-- Opening Marker --

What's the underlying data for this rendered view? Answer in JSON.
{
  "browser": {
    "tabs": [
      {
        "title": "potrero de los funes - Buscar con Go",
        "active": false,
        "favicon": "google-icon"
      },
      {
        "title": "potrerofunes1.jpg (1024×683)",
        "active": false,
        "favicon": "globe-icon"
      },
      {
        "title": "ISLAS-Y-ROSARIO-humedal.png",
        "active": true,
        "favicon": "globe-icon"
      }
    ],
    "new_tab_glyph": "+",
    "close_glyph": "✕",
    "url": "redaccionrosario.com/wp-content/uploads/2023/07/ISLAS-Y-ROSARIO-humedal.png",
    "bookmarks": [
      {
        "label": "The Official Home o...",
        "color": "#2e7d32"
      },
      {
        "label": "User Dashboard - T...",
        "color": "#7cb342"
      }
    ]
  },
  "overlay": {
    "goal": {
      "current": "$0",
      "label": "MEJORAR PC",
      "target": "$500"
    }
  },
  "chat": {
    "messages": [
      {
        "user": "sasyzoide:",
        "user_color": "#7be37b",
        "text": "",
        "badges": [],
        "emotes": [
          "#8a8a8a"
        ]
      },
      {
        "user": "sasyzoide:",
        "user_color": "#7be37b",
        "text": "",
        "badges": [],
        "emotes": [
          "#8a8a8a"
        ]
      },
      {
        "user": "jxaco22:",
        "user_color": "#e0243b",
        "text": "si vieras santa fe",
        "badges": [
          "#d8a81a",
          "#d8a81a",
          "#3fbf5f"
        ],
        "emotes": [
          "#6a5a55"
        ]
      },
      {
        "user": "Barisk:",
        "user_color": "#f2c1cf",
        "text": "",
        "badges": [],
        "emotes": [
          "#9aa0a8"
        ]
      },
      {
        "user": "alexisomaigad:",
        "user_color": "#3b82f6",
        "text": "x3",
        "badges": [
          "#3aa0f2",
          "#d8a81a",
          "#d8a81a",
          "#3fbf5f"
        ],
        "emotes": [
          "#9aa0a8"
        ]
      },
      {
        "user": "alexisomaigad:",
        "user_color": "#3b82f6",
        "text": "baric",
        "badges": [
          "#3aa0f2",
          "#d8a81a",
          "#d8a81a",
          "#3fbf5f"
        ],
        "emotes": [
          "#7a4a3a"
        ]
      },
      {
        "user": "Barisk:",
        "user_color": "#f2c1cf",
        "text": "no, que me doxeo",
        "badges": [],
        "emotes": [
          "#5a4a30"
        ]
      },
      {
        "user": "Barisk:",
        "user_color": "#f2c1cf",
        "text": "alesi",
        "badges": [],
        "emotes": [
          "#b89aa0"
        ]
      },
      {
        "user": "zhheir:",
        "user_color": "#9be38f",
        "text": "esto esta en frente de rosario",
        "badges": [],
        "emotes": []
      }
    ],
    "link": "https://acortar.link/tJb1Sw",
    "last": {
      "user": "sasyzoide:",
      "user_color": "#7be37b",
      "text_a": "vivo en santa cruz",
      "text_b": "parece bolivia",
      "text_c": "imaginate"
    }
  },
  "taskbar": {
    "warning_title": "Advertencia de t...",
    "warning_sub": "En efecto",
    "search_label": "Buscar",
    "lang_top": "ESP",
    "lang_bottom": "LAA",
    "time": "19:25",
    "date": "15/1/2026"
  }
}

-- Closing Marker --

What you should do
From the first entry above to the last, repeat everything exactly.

Solution
What's the underlying data for this rendered view? Answer in JSON.
{
  "browser": {
    "tabs": [
      {
        "title": "potrero de los funes - Buscar con Go",
        "active": false,
        "favicon": "google-icon"
      },
      {
        "title": "potrerofunes1.jpg (1024×683)",
        "active": false,
        "favicon": "globe-icon"
      },
      {
        "title": "ISLAS-Y-ROSARIO-humedal.png",
        "active": true,
        "favicon": "globe-icon"
      }
    ],
    "new_tab_glyph": "+",
    "close_glyph": "✕",
    "url": "redaccionrosario.com/wp-content/uploads/2023/07/ISLAS-Y-ROSARIO-humedal.png",
    "bookmarks": [
      {
        "label": "The Official Home o...",
        "color": "#2e7d32"
      },
      {
        "label": "User Dashboard - T...",
        "color": "#7cb342"
      }
    ]
  },
  "overlay": {
    "goal": {
      "current": "$0",
      "label": "MEJORAR PC",
      "target": "$500"
    }
  },
  "chat": {
    "messages": [
      {
        "user": "sasyzoide:",
        "user_color": "#7be37b",
        "text": "",
        "badges": [],
        "emotes": [
          "#8a8a8a"
        ]
      },
      {
        "user": "sasyzoide:",
        "user_color": "#7be37b",
        "text": "",
        "badges": [],
        "emotes": [
          "#8a8a8a"
        ]
      },
      {
        "user": "jxaco22:",
        "user_color": "#e0243b",
        "text": "si vieras santa fe",
        "badges": [
          "#d8a81a",
          "#d8a81a",
          "#3fbf5f"
        ],
        "emotes": [
          "#6a5a55"
        ]
      },
      {
        "user": "Barisk:",
        "user_color": "#f2c1cf",
        "text": "",
        "badges": [],
        "emotes": [
          "#9aa0a8"
        ]
      },
      {
        "user": "alexisomaigad:",
        "user_color": "#3b82f6",
        "text": "x3",
        "badges": [
          "#3aa0f2",
          "#d8a81a",
          "#d8a81a",
          "#3fbf5f"
        ],
        "emotes": [
          "#9aa0a8"
        ]
      },
      {
        "user": "alexisomaigad:",
        "user_color": "#3b82f6",
        "text": "baric",
        "badges": [
          "#3aa0f2",
          "#d8a81a",
          "#d8a81a",
          "#3fbf5f"
        ],
        "emotes": [
          "#7a4a3a"
        ]
      },
      {
        "user": "Barisk:",
        "user_color": "#f2c1cf",
        "text": "no, que me doxeo",
        "badges": [],
        "emotes": [
          "#5a4a30"
        ]
      },
      {
        "user": "Barisk:",
        "user_color": "#f2c1cf",
        "text": "alesi",
        "badges": [],
        "emotes": [
          "#b89aa0"
        ]
      },
      {
        "user": "zhheir:",
        "user_color": "#9be38f",
        "text": "esto esta en frente de rosario",
        "badges": [],
        "emotes": []
      }
    ],
    "link": "https://acortar.link/tJb1Sw",
    "last": {
      "user": "sasyzoide:",
      "user_color": "#7be37b",
      "text_a": "vivo en santa cruz",
      "text_b": "parece bolivia",
      "text_c": "imaginate"
    }
  },
  "taskbar": {
    "warning_title": "Advertencia de t...",
    "warning_sub": "En efecto",
    "search_label": "Buscar",
    "lang_top": "ESP",
    "lang_bottom": "LAA",
    "time": "19:25",
    "date": "15/1/2026"
  }
}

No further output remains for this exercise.